The total acceptance of a 24 hour news stream has convinced the media that people care more about the quantity of information they ingest than they do about the quality of that information. The cultural paradox, of course, is that the media assumes their increased supply of constant information is in response to increased demand. This is false. The media creates demand by providing seemingly infinite content.
This is a dangerous practice. At one time, Walter Kronkite was voted the most trusted man in America. Generally, people believe what they see on TV and the internet. News organizations know this and they use it to their advantage in a process Noam Chomsky dubbed “manufacturing consent.” The people, the consumers of information, accept the things they see on TV and read on websites like Facebook, Twitter, and Reddit simply because the information is out there.
The 24 hour news stream has become the elevator music of daily American life. Think about it: your Facebook has a “newsfeed” that constantly updates automatically and so does your Twitterfeed.

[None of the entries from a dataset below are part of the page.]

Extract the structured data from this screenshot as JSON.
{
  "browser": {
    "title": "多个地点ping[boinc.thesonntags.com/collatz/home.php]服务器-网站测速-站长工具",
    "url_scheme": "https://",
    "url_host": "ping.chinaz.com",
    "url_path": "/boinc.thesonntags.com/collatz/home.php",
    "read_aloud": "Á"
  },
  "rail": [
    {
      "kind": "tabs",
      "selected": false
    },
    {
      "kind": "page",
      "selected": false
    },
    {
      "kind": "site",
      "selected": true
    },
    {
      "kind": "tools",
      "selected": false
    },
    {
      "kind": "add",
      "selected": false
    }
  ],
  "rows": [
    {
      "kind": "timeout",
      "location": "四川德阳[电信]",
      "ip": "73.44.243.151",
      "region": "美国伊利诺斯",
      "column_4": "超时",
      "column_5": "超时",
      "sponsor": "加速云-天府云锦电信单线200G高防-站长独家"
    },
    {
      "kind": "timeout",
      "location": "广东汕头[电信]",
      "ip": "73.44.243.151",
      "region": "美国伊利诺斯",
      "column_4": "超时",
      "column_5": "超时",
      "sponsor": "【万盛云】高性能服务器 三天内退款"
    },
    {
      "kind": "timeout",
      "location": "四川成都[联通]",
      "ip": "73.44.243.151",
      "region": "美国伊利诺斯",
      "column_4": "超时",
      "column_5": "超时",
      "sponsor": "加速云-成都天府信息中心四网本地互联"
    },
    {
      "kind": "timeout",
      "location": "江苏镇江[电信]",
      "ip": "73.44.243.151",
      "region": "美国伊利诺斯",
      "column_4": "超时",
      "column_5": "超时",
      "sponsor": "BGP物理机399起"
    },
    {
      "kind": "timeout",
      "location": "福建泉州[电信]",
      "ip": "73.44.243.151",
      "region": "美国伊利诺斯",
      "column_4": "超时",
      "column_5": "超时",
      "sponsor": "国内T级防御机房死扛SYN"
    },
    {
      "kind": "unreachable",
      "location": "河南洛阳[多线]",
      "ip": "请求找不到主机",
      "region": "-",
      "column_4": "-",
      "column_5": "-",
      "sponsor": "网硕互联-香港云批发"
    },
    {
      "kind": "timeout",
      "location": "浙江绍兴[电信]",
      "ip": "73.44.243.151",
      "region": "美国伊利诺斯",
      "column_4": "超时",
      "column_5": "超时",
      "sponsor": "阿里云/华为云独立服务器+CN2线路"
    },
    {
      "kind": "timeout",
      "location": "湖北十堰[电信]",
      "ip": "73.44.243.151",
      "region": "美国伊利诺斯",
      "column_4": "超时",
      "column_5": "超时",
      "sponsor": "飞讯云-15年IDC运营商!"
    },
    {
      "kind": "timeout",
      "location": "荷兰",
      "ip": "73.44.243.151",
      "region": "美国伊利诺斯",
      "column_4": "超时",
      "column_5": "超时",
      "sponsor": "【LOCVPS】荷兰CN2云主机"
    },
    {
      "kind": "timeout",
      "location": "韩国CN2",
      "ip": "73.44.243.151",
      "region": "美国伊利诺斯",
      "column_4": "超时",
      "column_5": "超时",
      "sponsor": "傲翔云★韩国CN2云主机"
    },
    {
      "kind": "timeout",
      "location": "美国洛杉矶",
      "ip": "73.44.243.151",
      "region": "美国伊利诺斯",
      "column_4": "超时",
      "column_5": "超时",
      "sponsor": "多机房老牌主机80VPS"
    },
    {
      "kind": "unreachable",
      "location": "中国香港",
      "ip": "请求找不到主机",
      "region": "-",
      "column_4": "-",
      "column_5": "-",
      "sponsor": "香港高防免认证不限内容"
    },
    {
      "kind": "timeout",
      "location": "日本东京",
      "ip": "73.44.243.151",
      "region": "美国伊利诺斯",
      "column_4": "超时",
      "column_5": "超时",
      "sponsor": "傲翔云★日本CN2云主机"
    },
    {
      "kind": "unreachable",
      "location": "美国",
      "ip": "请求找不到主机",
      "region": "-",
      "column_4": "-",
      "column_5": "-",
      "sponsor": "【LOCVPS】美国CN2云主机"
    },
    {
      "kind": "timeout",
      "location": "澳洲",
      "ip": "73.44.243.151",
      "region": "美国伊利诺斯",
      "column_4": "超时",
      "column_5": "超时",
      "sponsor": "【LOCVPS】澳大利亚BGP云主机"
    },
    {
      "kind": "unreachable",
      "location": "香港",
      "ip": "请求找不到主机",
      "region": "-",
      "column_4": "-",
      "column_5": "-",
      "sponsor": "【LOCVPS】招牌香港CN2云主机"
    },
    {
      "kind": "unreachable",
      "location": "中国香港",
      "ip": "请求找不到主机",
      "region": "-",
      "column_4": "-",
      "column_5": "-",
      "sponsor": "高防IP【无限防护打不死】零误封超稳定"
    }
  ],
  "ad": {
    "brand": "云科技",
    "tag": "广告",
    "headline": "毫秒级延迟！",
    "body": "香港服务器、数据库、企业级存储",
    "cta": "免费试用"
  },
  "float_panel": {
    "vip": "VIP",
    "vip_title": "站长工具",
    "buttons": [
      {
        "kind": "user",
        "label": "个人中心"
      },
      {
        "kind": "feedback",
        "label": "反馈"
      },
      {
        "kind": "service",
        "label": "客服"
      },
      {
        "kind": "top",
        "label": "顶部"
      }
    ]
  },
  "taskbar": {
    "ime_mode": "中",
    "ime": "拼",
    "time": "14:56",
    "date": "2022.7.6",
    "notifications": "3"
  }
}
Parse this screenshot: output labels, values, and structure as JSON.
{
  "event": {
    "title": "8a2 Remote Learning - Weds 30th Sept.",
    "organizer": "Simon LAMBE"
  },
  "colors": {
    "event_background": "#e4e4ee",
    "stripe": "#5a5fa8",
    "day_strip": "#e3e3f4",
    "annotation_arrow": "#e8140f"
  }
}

The societal reverberations of the Boston Marathon bombing weren’t limited to the internet, though. A plane scheduled to leave Boston’s Logan International Airport was grounded during the manhunt because two men on board were overheard speaking Arabic.
The two men committed no crime, but they were obviously suspicious because they were “brown” and speaking a foreign language; a language that is not, in fact, native to Russia or Chechnya. They were later convicted in the court of public opinion for DWI- Distressing White Idiots.
The anti-Muslim backlash stemming from this tragedy is the kind of hate that would make George Wallace proud. The overt and depraved nature of this racism has politicians using Twitter; calling publicly for torture and human rights deprivation for the teenaged bombing suspect.
New York State Senator Greg Ball (R) tweeted “So, scumbag #2 in custody. Who wouldn’t use torture on this punk to save more lives?”#TheWorldAccordingToDickCheney Doubtful that fellow Republican Senator John McCain would use torture on this “punk,” Senator Ball.
Representative Louie Gohmert (R) of Texas quickly linked the Boston bombings to gun control, saying: “Let me ask you, if you’re sitting in your home and you know there are only two possibilities for people coming to your door; one is law enforcement and the other is somebody who has already killed Americans and continues to do so, how many rounds do you want to be limited to in your magazine as you sit in your chair and wait?”
As long as law enforcement can kick down doors and execute warrantless searches under the guise of homeland security, the number of rounds per magazine shouldn’t worry the public as much as a suspension of their civil rights. #PATRIOTACT!
Despite the creation of the Department of Homeland Security and anti-terror legislation like the Patriot Act, the threat of terrorism uniquely looms large over the American psyche. Fear bred from ignorance prevails, and it seems to be gaining momentum with every new threat.
Would the American people support more stringent anti-terror legislation even if it allows the government to operate outside the Constitution? I’d like to say people wouldn’t support it, but if the rash of racist and xenophobic sentiment that permeated American social media after the Boston bombings is any indication, it wouldn’t surprise me if they did. #theskyisfalling
I guess American ignorance isn’t all bad. As long as Republicans and Tea Partier’s don’t figure out Chechnya is in Russia, I won’t have to suffer profiling by the TSA because of my last name. So at least I’ve got that to look forward to.